Myrtle Beach’s Golf Coast

King's North Hole 18. Courtesy Myrtle Beach National Golf Club

King’s North Hole 18. Courtesy Myrtle Beach National Golf Club

Myrtle Beach’s greatest attraction may be its 70 miles of wide, sandy beaches, but many of its 14 million annual visitors spend a lot of time trying to avoid sand. Bunker sand, that is. On the 100 courses scattered along the Grand Strand, there are probably as many golfers having fun with their sand wedges as there are kids with shovels and pails on the beach.

Myrtle Beach has seriously challenging golf tracks, seven of which Golf Digest ranked among the nation’s top 100 in 2009-2010. There are creations by almost every major architect, all of whom make good use of the area’s pine forests, wetlands, lakes, Intracoastal Waterway and, yes, sand. But the beauty of this wildly popular golf destination is that anyone can find a course (or golf package) to match his/her golf handicap and pocketbook.

Golf first appeared in Myrtle Beach in 1927, with a visionary who began building a resort on the scale of The Greenbrier. His dream evaporated in the 1929 stock market crash but the completed hotel and golf course inspired young Franklin Burroughs and a partner. The pair owned 80,000 acres of the forested land on the coast, and by the 1950s had transformed Myrtle Beach into a year-round destination with many hotels and golf courses.

Today, Myrtle Beach’s first course, Pine Lakes International Country Club, is a must-play for its history and classic character. Last year much of “The Granddaddy’s” original tracking and Scottish style were restored, and the new Myrtle Beach Golf Hall of Fame was built on the grounds.

Nearby is another historic layout, the Dunes Golf and Beach Club, a 1947 Robert Trent Jones Sr. creation lying between marshland and the ocean. Jones’ son Rees restored the course in 2003. Golf World ranks it in the country’s top 50 resort courses. A chip shot away is the Resort Course at Grand Dunes, where the Intracoastal Waterway brings water into play on 16 holes.

Near the center of Myrtle Beach action is Myrtle Beach National, a trio of courses including the Arnold Palmer-designed King’s North, which is refreshingly devoid of fairway housing. The sixth hole is called “The Gambler,” because it offers a shortcut via an island fairway.

South of Myrtle Beach proper is a cluster of notable layouts–Caledonia Golf & Fish Club (in Golf Digest’s Top 100) and True Blue Golf Plantation, both designed by the late Mike Strantz on the grounds of former rice plantations; Pawleys Plantation, a Nicklaus track on the edge of wetlands; and the Heritage Club, which lies between the ocean and the Waterway on a former plantation studded with magnolias, ancient oak trees, and rice fields.

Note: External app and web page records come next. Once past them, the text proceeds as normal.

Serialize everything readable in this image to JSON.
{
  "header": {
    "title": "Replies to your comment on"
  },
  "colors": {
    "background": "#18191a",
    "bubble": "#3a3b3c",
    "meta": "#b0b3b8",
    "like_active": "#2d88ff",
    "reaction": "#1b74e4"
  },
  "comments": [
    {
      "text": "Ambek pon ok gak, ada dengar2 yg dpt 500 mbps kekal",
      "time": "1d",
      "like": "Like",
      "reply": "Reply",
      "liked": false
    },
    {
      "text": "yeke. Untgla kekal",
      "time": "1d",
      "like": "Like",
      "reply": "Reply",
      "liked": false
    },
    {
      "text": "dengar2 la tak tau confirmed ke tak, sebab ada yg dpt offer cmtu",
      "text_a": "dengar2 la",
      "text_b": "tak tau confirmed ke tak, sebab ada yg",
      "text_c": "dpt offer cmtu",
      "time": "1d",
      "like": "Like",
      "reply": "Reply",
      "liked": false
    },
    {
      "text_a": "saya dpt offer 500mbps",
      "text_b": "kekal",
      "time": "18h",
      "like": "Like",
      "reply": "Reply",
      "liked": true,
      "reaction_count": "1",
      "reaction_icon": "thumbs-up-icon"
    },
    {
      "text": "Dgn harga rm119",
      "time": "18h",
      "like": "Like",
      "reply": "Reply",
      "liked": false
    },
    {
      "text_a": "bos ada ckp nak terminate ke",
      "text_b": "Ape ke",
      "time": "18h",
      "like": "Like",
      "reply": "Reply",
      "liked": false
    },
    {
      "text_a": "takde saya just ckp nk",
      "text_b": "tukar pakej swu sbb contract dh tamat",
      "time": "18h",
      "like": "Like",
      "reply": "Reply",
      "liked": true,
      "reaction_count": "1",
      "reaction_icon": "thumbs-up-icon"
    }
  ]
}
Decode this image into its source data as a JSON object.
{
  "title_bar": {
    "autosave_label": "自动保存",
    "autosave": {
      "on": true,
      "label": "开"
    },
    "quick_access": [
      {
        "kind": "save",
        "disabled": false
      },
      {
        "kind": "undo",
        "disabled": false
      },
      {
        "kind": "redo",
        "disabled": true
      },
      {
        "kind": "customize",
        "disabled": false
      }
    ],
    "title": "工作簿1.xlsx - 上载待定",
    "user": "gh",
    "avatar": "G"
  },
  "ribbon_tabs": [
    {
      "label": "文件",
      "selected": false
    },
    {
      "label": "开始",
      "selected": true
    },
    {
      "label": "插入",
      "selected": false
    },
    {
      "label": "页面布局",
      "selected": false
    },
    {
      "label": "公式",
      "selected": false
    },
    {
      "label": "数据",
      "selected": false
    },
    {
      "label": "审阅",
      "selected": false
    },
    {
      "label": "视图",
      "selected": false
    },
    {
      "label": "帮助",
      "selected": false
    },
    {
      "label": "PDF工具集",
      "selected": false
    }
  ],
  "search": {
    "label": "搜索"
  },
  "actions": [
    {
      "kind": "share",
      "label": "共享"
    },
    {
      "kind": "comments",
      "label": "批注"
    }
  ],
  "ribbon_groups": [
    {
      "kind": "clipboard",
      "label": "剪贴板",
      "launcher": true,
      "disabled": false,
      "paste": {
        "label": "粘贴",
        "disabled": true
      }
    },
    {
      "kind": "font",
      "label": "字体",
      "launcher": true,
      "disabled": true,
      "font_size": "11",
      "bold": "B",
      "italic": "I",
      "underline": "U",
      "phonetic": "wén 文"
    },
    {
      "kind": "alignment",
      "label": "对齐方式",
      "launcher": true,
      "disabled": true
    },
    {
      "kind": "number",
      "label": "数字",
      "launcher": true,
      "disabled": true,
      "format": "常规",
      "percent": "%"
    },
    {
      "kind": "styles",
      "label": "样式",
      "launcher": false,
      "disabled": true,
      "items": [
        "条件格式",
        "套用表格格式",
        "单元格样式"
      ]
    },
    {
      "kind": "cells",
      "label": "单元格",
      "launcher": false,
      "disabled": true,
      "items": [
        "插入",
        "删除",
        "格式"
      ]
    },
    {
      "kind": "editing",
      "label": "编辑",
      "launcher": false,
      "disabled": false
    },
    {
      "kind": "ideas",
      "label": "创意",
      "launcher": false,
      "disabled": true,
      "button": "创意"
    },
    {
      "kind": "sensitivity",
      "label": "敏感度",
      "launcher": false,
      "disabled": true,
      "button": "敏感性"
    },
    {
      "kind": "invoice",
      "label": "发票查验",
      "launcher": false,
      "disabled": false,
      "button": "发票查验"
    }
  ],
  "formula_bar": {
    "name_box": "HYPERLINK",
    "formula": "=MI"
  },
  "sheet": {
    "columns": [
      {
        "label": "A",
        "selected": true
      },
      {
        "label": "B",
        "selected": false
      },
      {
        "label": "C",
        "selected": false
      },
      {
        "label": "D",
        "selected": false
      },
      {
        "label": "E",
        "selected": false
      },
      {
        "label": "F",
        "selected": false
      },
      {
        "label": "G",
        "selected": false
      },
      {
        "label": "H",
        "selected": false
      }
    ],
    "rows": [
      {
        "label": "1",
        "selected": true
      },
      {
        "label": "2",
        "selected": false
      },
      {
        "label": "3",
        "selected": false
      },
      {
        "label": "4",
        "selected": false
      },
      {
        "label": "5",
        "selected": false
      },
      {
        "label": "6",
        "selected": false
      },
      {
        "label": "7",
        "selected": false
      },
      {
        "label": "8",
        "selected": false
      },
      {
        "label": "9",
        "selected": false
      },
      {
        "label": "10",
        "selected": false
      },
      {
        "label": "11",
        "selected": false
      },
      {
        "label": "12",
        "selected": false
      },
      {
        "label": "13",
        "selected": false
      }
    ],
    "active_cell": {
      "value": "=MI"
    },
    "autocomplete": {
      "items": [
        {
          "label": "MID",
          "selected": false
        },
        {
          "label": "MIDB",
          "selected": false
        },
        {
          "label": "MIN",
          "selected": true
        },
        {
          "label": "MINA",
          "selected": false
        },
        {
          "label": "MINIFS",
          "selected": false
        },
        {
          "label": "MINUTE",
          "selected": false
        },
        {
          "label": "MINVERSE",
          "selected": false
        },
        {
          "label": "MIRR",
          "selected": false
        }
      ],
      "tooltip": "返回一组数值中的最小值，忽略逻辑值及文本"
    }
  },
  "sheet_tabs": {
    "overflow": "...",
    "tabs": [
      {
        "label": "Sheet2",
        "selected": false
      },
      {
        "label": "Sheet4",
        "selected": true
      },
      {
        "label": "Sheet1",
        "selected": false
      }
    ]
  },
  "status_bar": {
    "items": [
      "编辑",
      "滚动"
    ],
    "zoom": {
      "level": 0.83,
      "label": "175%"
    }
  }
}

On the North Strand, the sprawling Barefoot Resort is home to highly regarded courses by Tom Fazio, Pete Dye, Davis Love III and Greg Norman. Sitting atop a peninsula overlooking the ocean is the Tidewater Golf Club, a Ken Tomlinson design flanked by marshes, ocean inlets and the Intracoastal Waterway.

Wherever you play on the Grand Strand, you’re always close to outstanding seafood restaurants, entertainment and an unlimited choice of accommodations. If you’re traveling with young golf enthusiasts (or need to hone your putting) there are 50 miniature golf courses in Myrtle Beach, with challenges you won’t soon forget. And, of course, there’s the beach.

For more information,

Top Five Reasons for a Myrtle Beach Golf Vacation

1—100 courses—choices for all budgets and abilities

2—Good golf weather year-round

3—Summer greens fees under $50

4—Countless golf packages, with tee times booked from any hotel

5—Golf buddies—more than 3.4 millions rounds played a year


About Dale Leatherman

In the course of her life she has exercised racehorses at New York’s Belmont Park, showed jumping horses on the A Circuit, driven a race car with the late Paul Newman and played the world’s most famous golf courses.